[Task]: The listing below should be printed in full and exactly, apart from its images.

[[ Data to examine open ]]

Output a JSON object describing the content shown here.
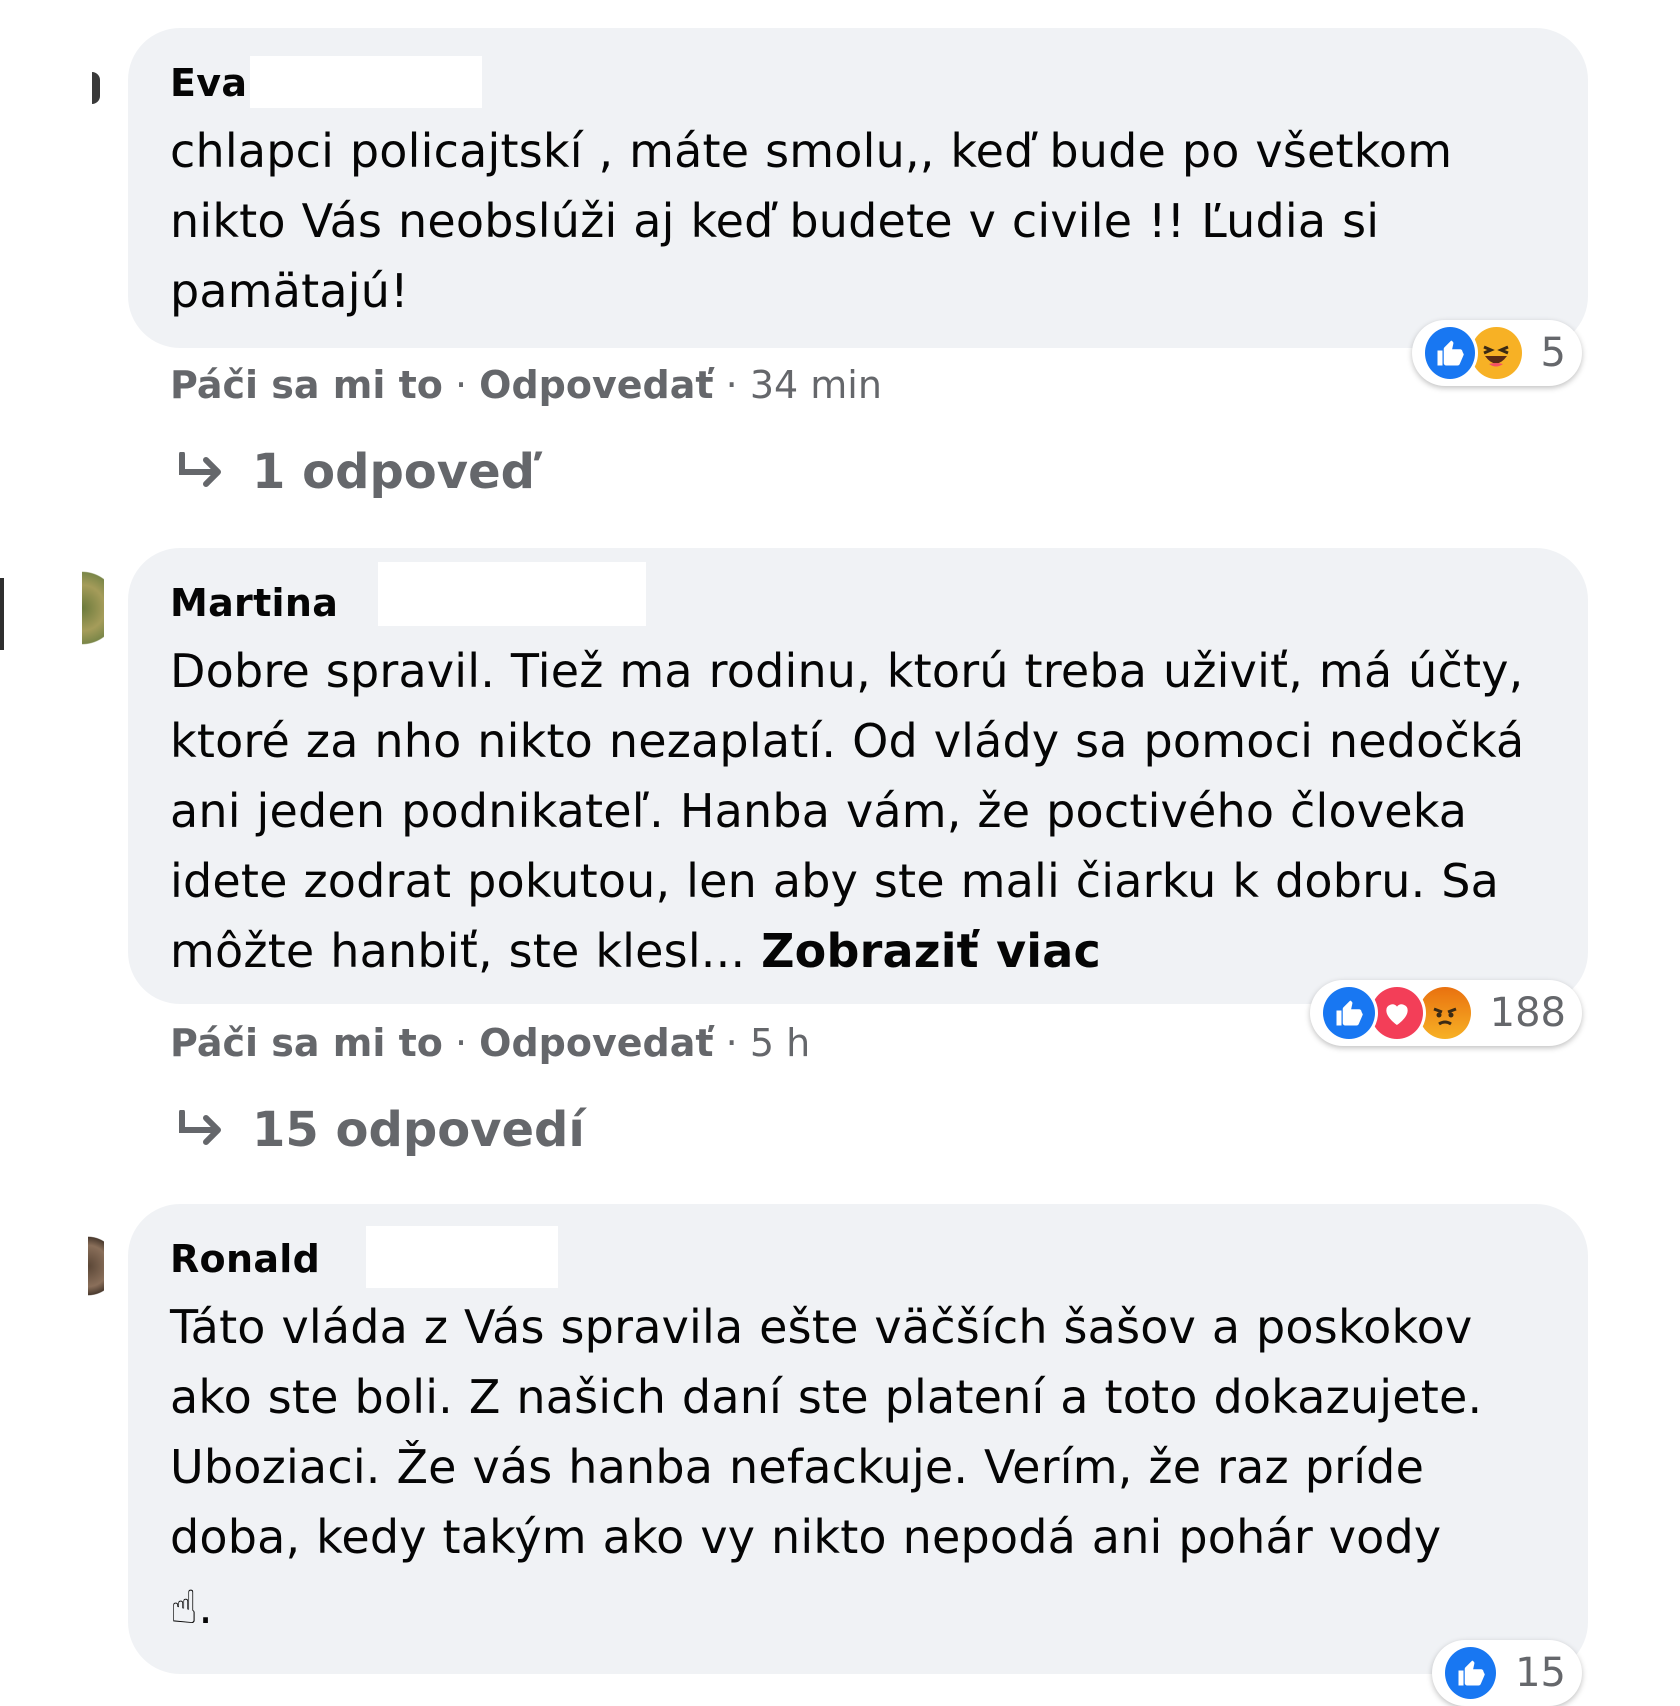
{
  "comments": [
    {
      "author": "Eva",
      "text": "chlapci policajtskí , máte smolu,, keď bude po všetkom nikto Vás neobslúži aj keď budete v civile !! Ľudia si pamätajú!",
      "see_more": "",
      "reaction_count": "5",
      "reactions": [
        "like-icon",
        "haha-icon"
      ],
      "like_label": "Páči sa mi to",
      "reply_label": "Odpovedať",
      "time": "34 min",
      "replies_label": "1 odpoveď"
    },
    {
      "author": "Martina",
      "text": "Dobre spravil. Tiež ma rodinu, ktorú treba uživiť, má účty, ktoré za nho nikto nezaplatí. Od vlády sa pomoci nedočká ani jeden podnikateľ. Hanba vám, že poctivého človeka idete zodrat pokutou, len aby ste mali čiarku k dobru. Sa môžte hanbiť, ste klesl...",
      "see_more": "Zobraziť viac",
      "reaction_count": "188",
      "reactions": [
        "like-icon",
        "love-icon",
        "angry-icon"
      ],
      "like_label": "Páči sa mi to",
      "reply_label": "Odpovedať",
      "time": "5 h",
      "replies_label": "15 odpovedí"
    },
    {
      "author": "Ronald",
      "text": "Táto vláda z Vás spravila ešte väčších šašov a poskokov ako ste boli. Z našich daní ste platení a toto dokazujete. Uboziaci. Že vás hanba nefackuje. Verím, že raz príde doba, kedy takým ako vy nikto nepodá ani pohár vody",
      "text_end": "☝.",
      "see_more": "",
      "reaction_count": "15",
      "reactions": [
        "like-icon"
      ]
    }
  ],
  "separator": "·",
  "colors": {
    "bubble": "#f0f2f5",
    "meta": "#65676b",
    "like": "#1877f2",
    "love": "#f33e58",
    "haha": "#f7b125"
  }
}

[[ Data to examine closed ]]

[Your response]:
Output a JSON object describing the content shown here.
{
  "comments": [
    {
      "author": "Eva",
      "text": "chlapci policajtskí , máte smolu,, keď bude po všetkom nikto Vás neobslúži aj keď budete v civile !! Ľudia si pamätajú!",
      "see_more": "",
      "reaction_count": "5",
      "reactions": [
        "like-icon",
        "haha-icon"
      ],
      "like_label": "Páči sa mi to",
      "reply_label": "Odpovedať",
      "time": "34 min",
      "replies_label": "1 odpoveď"
    },
    {
      "author": "Martina",
      "text": "Dobre spravil. Tiež ma rodinu, ktorú treba uživiť, má účty, ktoré za nho nikto nezaplatí. Od vlády sa pomoci nedočká ani jeden podnikateľ. Hanba vám, že poctivého človeka idete zodrat pokutou, len aby ste mali čiarku k dobru. Sa môžte hanbiť, ste klesl...",
      "see_more": "Zobraziť viac",
      "reaction_count": "188",
      "reactions": [
        "like-icon",
        "love-icon",
        "angry-icon"
      ],
      "like_label": "Páči sa mi to",
      "reply_label": "Odpovedať",
      "time": "5 h",
      "replies_label": "15 odpovedí"
    },
    {
      "author": "Ronald",
      "text": "Táto vláda z Vás spravila ešte väčších šašov a poskokov ako ste boli. Z našich daní ste platení a toto dokazujete. Uboziaci. Že vás hanba nefackuje. Verím, že raz príde doba, kedy takým ako vy nikto nepodá ani pohár vody",
      "text_end": "☝.",
      "see_more": "",
      "reaction_count": "15",
      "reactions": [
        "like-icon"
      ]
    }
  ],
  "separator": "·",
  "colors": {
    "bubble": "#f0f2f5",
    "meta": "#65676b",
    "like": "#1877f2",
    "love": "#f33e58",
    "haha": "#f7b125"
  }
}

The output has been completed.